TASK GOAL
Whatever appears in the entries must be given again exactly.

INPUT
%%
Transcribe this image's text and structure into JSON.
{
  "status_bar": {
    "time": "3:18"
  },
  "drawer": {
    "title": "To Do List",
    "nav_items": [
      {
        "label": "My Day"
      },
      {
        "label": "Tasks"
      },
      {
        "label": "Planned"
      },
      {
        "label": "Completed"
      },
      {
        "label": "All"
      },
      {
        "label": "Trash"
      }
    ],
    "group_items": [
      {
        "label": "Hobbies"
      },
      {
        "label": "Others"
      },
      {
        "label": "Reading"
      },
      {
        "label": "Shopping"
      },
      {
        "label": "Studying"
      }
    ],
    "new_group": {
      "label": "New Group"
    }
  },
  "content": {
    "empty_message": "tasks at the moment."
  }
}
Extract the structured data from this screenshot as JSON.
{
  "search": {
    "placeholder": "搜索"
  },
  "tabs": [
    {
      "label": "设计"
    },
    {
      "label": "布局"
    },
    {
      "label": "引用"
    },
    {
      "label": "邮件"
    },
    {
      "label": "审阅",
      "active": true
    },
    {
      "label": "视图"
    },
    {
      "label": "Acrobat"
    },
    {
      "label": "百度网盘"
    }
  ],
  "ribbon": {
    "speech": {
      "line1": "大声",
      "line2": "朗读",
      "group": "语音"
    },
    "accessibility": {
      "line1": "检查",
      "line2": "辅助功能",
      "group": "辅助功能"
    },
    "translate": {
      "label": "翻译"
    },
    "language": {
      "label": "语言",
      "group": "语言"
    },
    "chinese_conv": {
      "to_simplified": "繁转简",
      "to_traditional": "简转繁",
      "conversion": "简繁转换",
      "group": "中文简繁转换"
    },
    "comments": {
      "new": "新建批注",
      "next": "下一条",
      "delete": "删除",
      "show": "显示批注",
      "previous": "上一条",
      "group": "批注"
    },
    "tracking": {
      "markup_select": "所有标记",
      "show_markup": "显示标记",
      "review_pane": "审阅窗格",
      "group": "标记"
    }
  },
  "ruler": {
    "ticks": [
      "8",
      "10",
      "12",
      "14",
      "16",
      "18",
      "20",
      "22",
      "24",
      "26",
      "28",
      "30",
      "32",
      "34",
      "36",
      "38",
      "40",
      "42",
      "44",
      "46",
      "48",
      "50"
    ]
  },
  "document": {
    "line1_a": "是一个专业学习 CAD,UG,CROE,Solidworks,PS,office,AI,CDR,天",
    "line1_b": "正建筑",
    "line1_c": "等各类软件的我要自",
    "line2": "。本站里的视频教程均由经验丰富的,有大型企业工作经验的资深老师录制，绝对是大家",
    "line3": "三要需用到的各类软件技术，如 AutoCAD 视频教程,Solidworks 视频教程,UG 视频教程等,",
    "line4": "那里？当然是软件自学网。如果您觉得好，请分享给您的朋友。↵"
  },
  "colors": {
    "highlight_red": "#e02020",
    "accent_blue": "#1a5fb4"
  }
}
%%
OUTPUT OF THE EXERCISE
Transcribe this image's text and structure into JSON.
{
  "status_bar": {
    "time": "3:18"
  },
  "drawer": {
    "title": "To Do List",
    "nav_items": [
      {
        "label": "My Day"
      },
      {
        "label": "Tasks"
      },
      {
        "label": "Planned"
      },
      {
        "label": "Completed"
      },
      {
        "label": "All"
      },
      {
        "label": "Trash"
      }
    ],
    "group_items": [
      {
        "label": "Hobbies"
      },
      {
        "label": "Others"
      },
      {
        "label": "Reading"
      },
      {
        "label": "Shopping"
      },
      {
        "label": "Studying"
      }
    ],
    "new_group": {
      "label": "New Group"
    }
  },
  "content": {
    "empty_message": "tasks at the moment."
  }
}
Extract the structured data from this screenshot as JSON.
{
  "search": {
    "placeholder": "搜索"
  },
  "tabs": [
    {
      "label": "设计"
    },
    {
      "label": "布局"
    },
    {
      "label": "引用"
    },
    {
      "label": "邮件"
    },
    {
      "label": "审阅",
      "active": true
    },
    {
      "label": "视图"
    },
    {
      "label": "Acrobat"
    },
    {
      "label": "百度网盘"
    }
  ],
  "ribbon": {
    "speech": {
      "line1": "大声",
      "line2": "朗读",
      "group": "语音"
    },
    "accessibility": {
      "line1": "检查",
      "line2": "辅助功能",
      "group": "辅助功能"
    },
    "translate": {
      "label": "翻译"
    },
    "language": {
      "label": "语言",
      "group": "语言"
    },
    "chinese_conv": {
      "to_simplified": "繁转简",
      "to_traditional": "简转繁",
      "conversion": "简繁转换",
      "group": "中文简繁转换"
    },
    "comments": {
      "new": "新建批注",
      "next": "下一条",
      "delete": "删除",
      "show": "显示批注",
      "previous": "上一条",
      "group": "批注"
    },
    "tracking": {
      "markup_select": "所有标记",
      "show_markup": "显示标记",
      "review_pane": "审阅窗格",
      "group": "标记"
    }
  },
  "ruler": {
    "ticks": [
      "8",
      "10",
      "12",
      "14",
      "16",
      "18",
      "20",
      "22",
      "24",
      "26",
      "28",
      "30",
      "32",
      "34",
      "36",
      "38",
      "40",
      "42",
      "44",
      "46",
      "48",
      "50"
    ]
  },
  "document": {
    "line1_a": "是一个专业学习 CAD,UG,CROE,Solidworks,PS,office,AI,CDR,天",
    "line1_b": "正建筑",
    "line1_c": "等各类软件的我要自",
    "line2": "。本站里的视频教程均由经验丰富的,有大型企业工作经验的资深老师录制，绝对是大家",
    "line3": "三要需用到的各类软件技术，如 AutoCAD 视频教程,Solidworks 视频教程,UG 视频教程等,",
    "line4": "那里？当然是软件自学网。如果您觉得好，请分享给您的朋友。↵"
  },
  "colors": {
    "highlight_red": "#e02020",
    "accent_blue": "#1a5fb4"
  }
}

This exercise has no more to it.